These dynamics disappear when you think in terms of an intertemporal equilibrium where future yields are known and assets are held to maturity. When we think of trading off consumption today for consumption tomorrow, we are implicitly imagining something equivalent to holding bond to maturity. And of course if you have a model with interest rates determined by some kind of fundamentals by a process known to the agents in the model — what is called model-consistent or rational expectations — than it makes to sense to say that people could believe the normal or “correct” level of interest rates is anything other than what it is. So speculation is excluded by assumption.
Keynes understand all this clearly, and the fact that the long-term interest rate is conventionally determined in this way is quite important to his theory. But he seems never to have considered the possibility of negative yields. As a result he saw the possibility of capital gains as disappearing as interest rates got close to zero. This meant that for him, the conventional valuation was not symmetrical, but operated mainly as a floor. But once we allow the possibility of negative rates, conventional expectations can prevent a rise in interest rates just as easily as a fall.

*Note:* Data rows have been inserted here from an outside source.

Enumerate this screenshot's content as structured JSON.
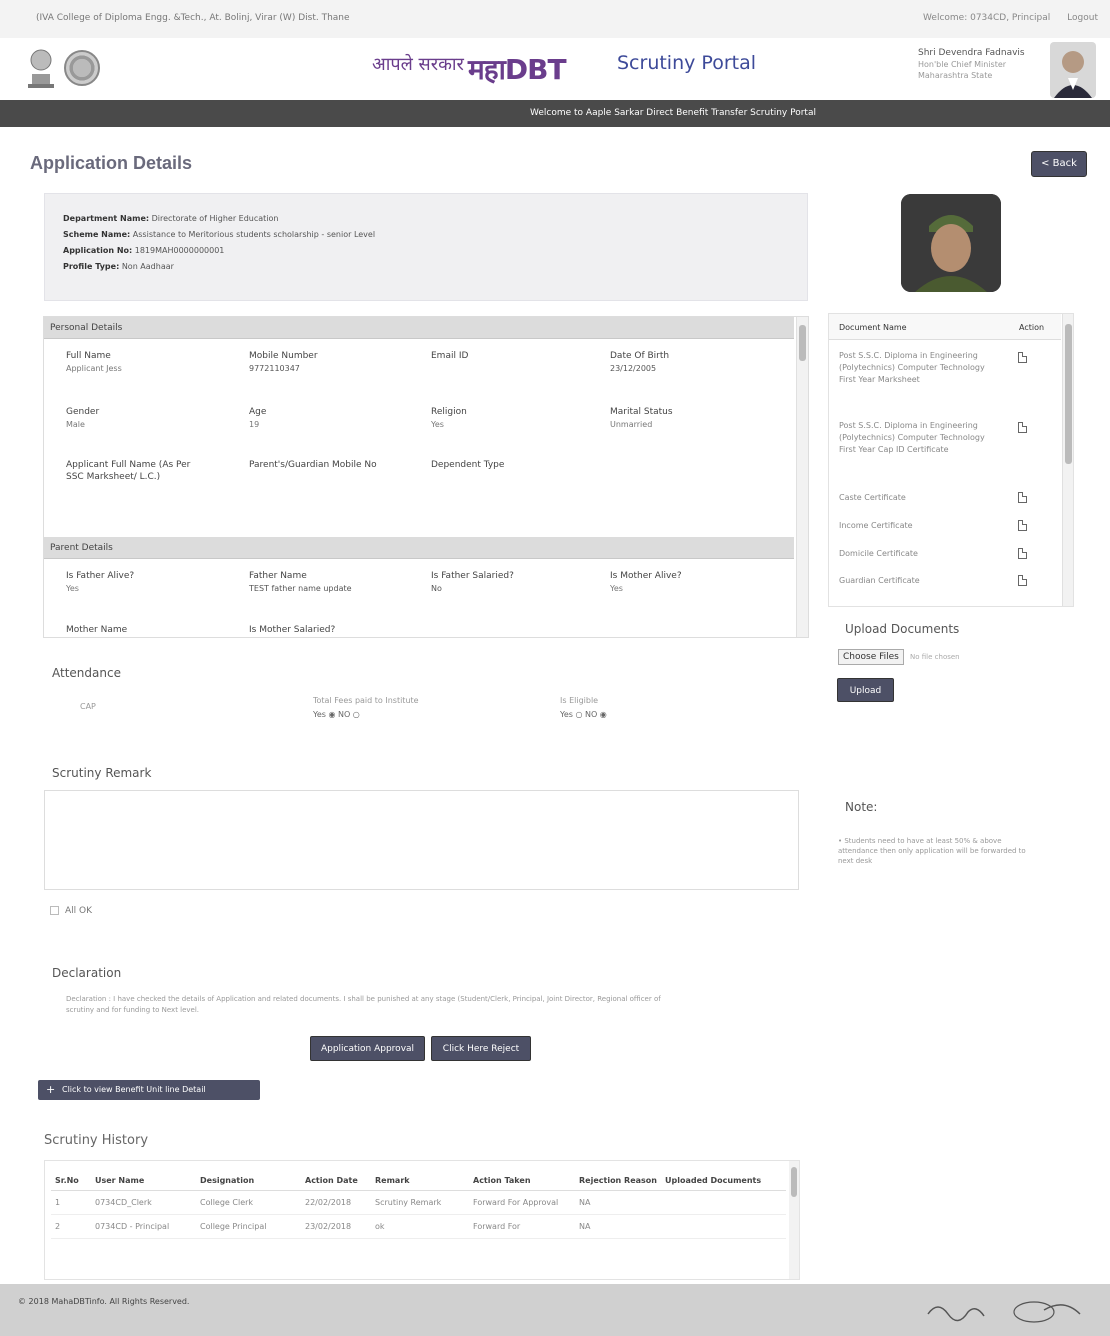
{
  "topbar": {
    "college": "(IVA College of Diploma Engg. &Tech., At. Bolinj, Virar (W) Dist. Thane",
    "user": "Welcome: 0734CD, Principal",
    "logout": "Logout"
  },
  "header": {
    "brand_hindi_1": "आपले सरकार",
    "brand_hindi_2": "महाDBT",
    "portal_title": "Scrutiny Portal",
    "cm_name": "Shri Devendra Fadnavis",
    "cm_title1": "Hon'ble Chief Minister",
    "cm_title2": "Maharashtra State"
  },
  "welcome_banner": "Welcome to Aaple Sarkar Direct Benefit Transfer Scrutiny Portal",
  "page": {
    "title": "Application Details",
    "back_button": "< Back"
  },
  "application": {
    "department_label": "Department Name:",
    "department_value": "Directorate of Higher Education",
    "scheme_label": "Scheme Name:",
    "scheme_value": "Assistance to Meritorious students scholarship - senior Level",
    "appno_label": "Application No:",
    "appno_value": "1819MAH0000000001",
    "profile_label": "Profile Type:",
    "profile_value": "Non Aadhaar"
  },
  "personal": {
    "section_title": "Personal Details",
    "full_name_label": "Full Name",
    "full_name_value": "Applicant Jess",
    "mobile_label": "Mobile Number",
    "mobile_value": "9772110347",
    "email_label": "Email ID",
    "dob_label": "Date Of Birth",
    "dob_value": "23/12/2005",
    "gender_label": "Gender",
    "gender_value": "Male",
    "age_label": "Age",
    "age_value": "19",
    "religion_label": "Religion",
    "religion_value": "Yes",
    "marital_label": "Marital Status",
    "marital_value": "Unmarried",
    "ssc_name_label_1": "Applicant Full Name (As Per",
    "ssc_name_label_2": "SSC Marksheet/ L.C.)",
    "guardian_mobile_label": "Parent's/Guardian Mobile No",
    "dependent_label": "Dependent Type"
  },
  "parent": {
    "section_title": "Parent Details",
    "father_alive_label": "Is Father Alive?",
    "father_alive_value": "Yes",
    "father_name_label": "Father Name",
    "father_name_value": "TEST father name update",
    "father_salaried_label": "Is Father Salaried?",
    "father_salaried_value": "No",
    "mother_alive_label": "Is Mother Alive?",
    "mother_alive_value": "Yes",
    "mother_name_label": "Mother Name",
    "mother_salaried_label": "Is Mother Salaried?"
  },
  "documents": {
    "col_name": "Document Name",
    "col_action": "Action",
    "items": [
      "Post S.S.C. Diploma in Engineering (Polytechnics) Computer Technology First Year Marksheet",
      "Post S.S.C. Diploma in Engineering (Polytechnics) Computer Technology First Year Cap ID Certificate",
      "Caste Certificate",
      "Income Certificate",
      "Domicile Certificate",
      "Guardian Certificate"
    ]
  },
  "upload": {
    "title": "Upload Documents",
    "choose_btn": "Choose Files",
    "choose_status": "No file chosen",
    "upload_btn": "Upload"
  },
  "attendance": {
    "title": "Attendance",
    "item": "CAP",
    "fees_label": "Total Fees paid to Institute",
    "fees_options": "Yes ◉ NO ○",
    "eligible_label": "Is Eligible",
    "eligible_options": "Yes ○ NO ◉"
  },
  "scrutiny": {
    "title": "Scrutiny Remark",
    "all_ok": "All OK"
  },
  "note": {
    "title": "Note:",
    "text": "• Students need to have at least 50% & above attendance then only application will be forwarded to next desk"
  },
  "declaration": {
    "title": "Declaration",
    "text": "Declaration : I have checked the details of Application and related documents. I shall be punished at any stage (Student/Clerk, Principal, Joint Director, Regional officer of scrutiny and for funding to Next level.",
    "btn_forward": "Application Approval",
    "btn_reject": "Click Here Reject"
  },
  "bank_details_btn": "Click to view Benefit Unit line Detail",
  "history": {
    "title": "Scrutiny History",
    "columns": [
      "Sr.No",
      "User Name",
      "Designation",
      "Action Date",
      "Remark",
      "Action Taken",
      "Rejection Reason",
      "Uploaded Documents"
    ],
    "rows": [
      [
        "1",
        "0734CD_Clerk",
        "College Clerk",
        "22/02/2018",
        "Scrutiny Remark",
        "Forward For Approval",
        "NA",
        ""
      ],
      [
        "2",
        "0734CD - Principal",
        "College Principal",
        "23/02/2018",
        "ok",
        "Forward For",
        "NA",
        ""
      ]
    ]
  },
  "footer": {
    "copyright": "© 2018 MahaDBTinfo. All Rights Reserved."
  }
}
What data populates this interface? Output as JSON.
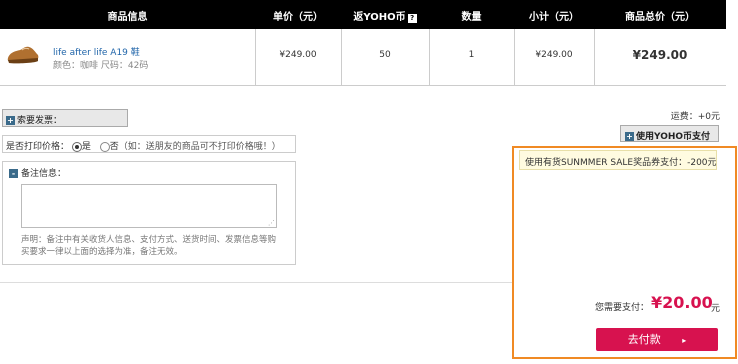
{
  "header": {
    "col_product": "商品信息",
    "col_price": "单价（元）",
    "col_yoho": "返YOHO币",
    "col_yoho_badge": "?",
    "col_qty": "数量",
    "col_subtotal": "小计（元）",
    "col_total": "商品总价（元）"
  },
  "product": {
    "name": "life after life A19 鞋",
    "attrs": "颜色：咖啡 尺码：42码",
    "price": "¥249.00",
    "yoho": "50",
    "qty": "1",
    "subtotal": "¥249.00",
    "total": "¥249.00"
  },
  "invoice": {
    "plus": "+",
    "label": "索要发票："
  },
  "print_price": {
    "label": "是否打印价格：",
    "yes": "是",
    "no": "否",
    "note": "（如：送朋友的商品可不打印价格哦！）"
  },
  "remark": {
    "minus": "-",
    "label": "备注信息：",
    "notice": "声明：备注中有关收货人信息、支付方式、送货时间、发票信息等购买要求一律以上面的选择为准，备注无效。"
  },
  "shipping": {
    "label": "运费：+0元"
  },
  "yoho_pay": {
    "plus": "+",
    "label": "使用YOHO币支付"
  },
  "coupon": {
    "label": "使用有货SUNMMER SALE奖品券支付：-200元"
  },
  "pay": {
    "label": "您需要支付：",
    "amount": "¥20.00",
    "unit": "元",
    "button": "去付款",
    "button_arrow": "▸"
  },
  "colors": {
    "accent": "#d7124f",
    "highlight_border": "#f08a24",
    "header_bg": "#000000"
  }
}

In short, negative yields are a puzzle and a problem in the real exchange paradigm that dominates economic conversation, in which the “interest rate” is the terms on which goods today exchange for goods in the future. But from the money view, where the interest rate is the (inverse of) the price of an asset yielding a flow of money payments, there is nothing especially puzzling about negative rates. It just implies greater demand for the relevant assets. A corollary is that while there should be a single exchange rate between now and later, the prices of different assets may behave quite differently. So while many of the paradoxes people pose around negative rates assume that all rates go negative together, in the real world the average rate on US credit cards, for example, is still about 15 percent — the same as it was 20 years ago.

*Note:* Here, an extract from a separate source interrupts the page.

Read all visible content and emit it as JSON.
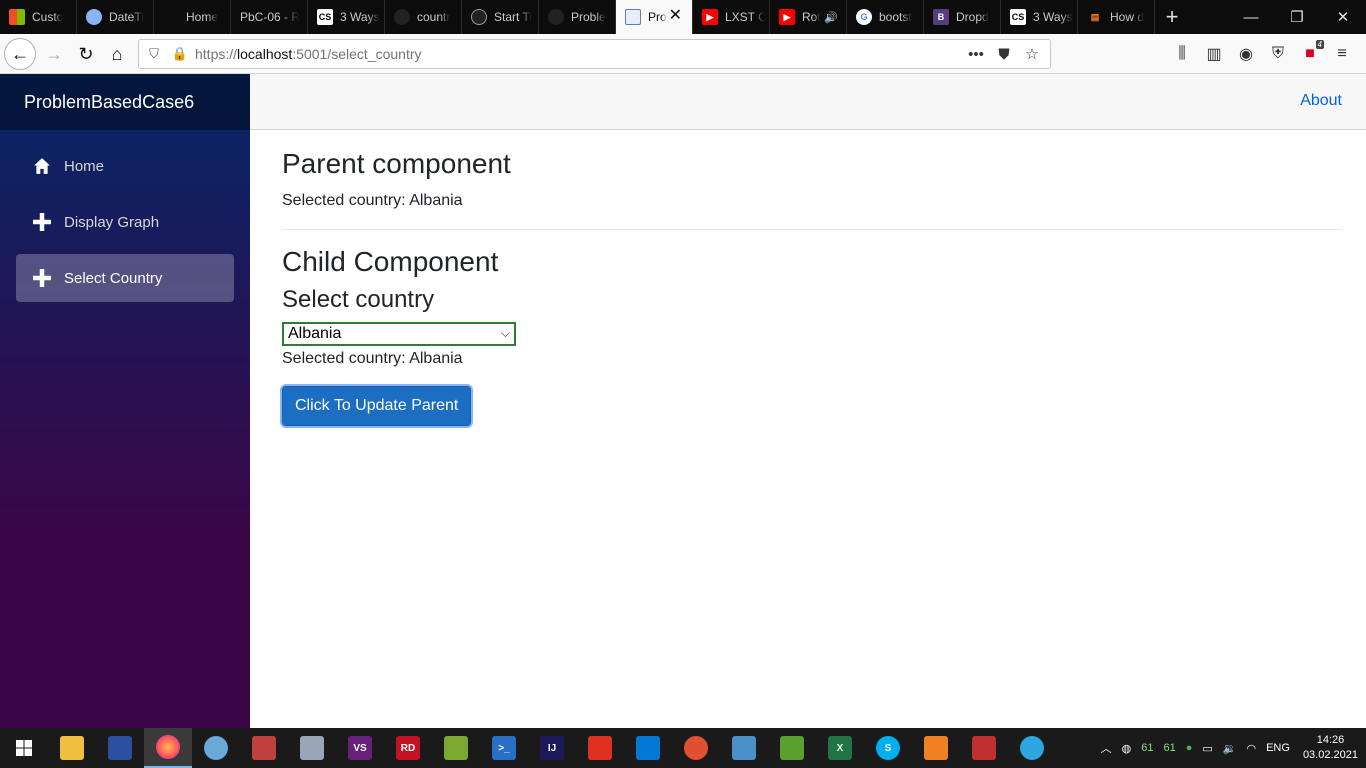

In the future, the question people may ask is not how interest rates could be negative, but why was it that the government for so long paid the banks for the valuable services its bonds offered them?